...tonight, not now. Will it be just another hyped one or is it that good - we will see in a few hours (a good friend called me already to check how it is - hey, this whisky world really drives crazy these times).
Now that it is dark outside I comfort myself with a (hopefully) pleasant dram ... and yes, this is nice stuff which reminds me of the sadly long gone 21-years Old Pulteney standard edition. This one got even more power due to the cask strength abv but maybe is a little more simple than the best batches of the 21-years old. No need to hype this whisky (according to my taste buds) but nonetheless this is a very fine dram both to explore and quaff.
The colour is quite dark for a bourbon maturation at deep copper and the nose is rather shy first but it quickly enfolds upon breathing. It offers the trademark honey-floral-grassy Pulteney profile with a lot of additional interesting impressions like maritime notes (seaweed, salt), unused gauze, vegetable oils and spices. The wood takes its time to show up but when it does it provides the perfect backbone to all the different aromas to enjoy. Actually, this dram requires quite a lot of breathing time (more than 20 minutes) - it started with 88 points right after serving and slowly climbed to 90 points now with additional waxes, green tea and heather flowers. By the way, opposite to most other drams I like this nose out of a standard Glencairn glass better than that out of a big spheric blender's glass.
The taste is creamy and chewy with a fine combo of honey-sugary sweet and spicy-bitter wooden flavours. The trademark Pulteney maritime impressions (e.g., salt and oysters) join in quickly while the fruits stay in the background.
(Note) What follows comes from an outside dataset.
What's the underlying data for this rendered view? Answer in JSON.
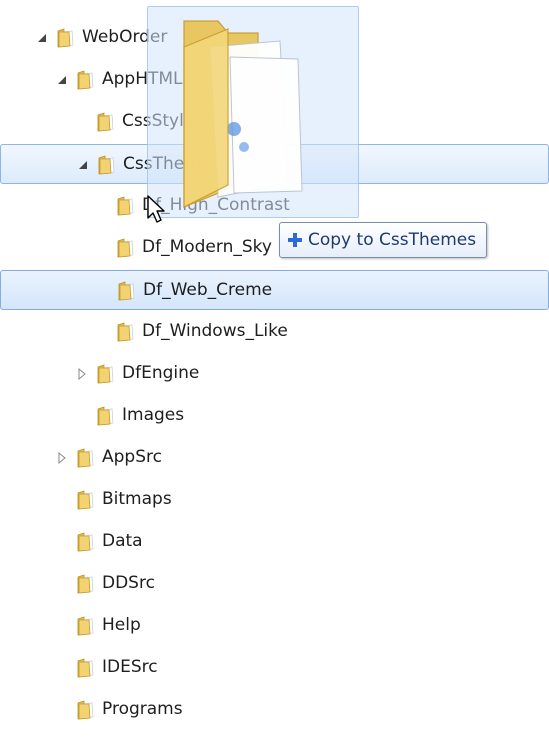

In later layers the sugars combine to tasty toffee and milk chocolatey notes which are enriched by different spices (peppers, chili, nutmeg). All is nicely balanced without any single off-note, hence very quaffable.
The initial mouthfeel is warming and instantly coating with some minor bitter moments from the tannins which are not distracting. The finish is of medium length and adds both more toffee-sweet and hot-spicy flavours without distracting moments. Water opens up the nose greatly, now it crosses the 90 points barrier with additional machine oils, pine needles and dunnage warehouse impressions. The taste turns smoother but the layers are gone, unfortunately. I like to nose this dram somewhat reduced but prefer to drink it neat (using two glasses).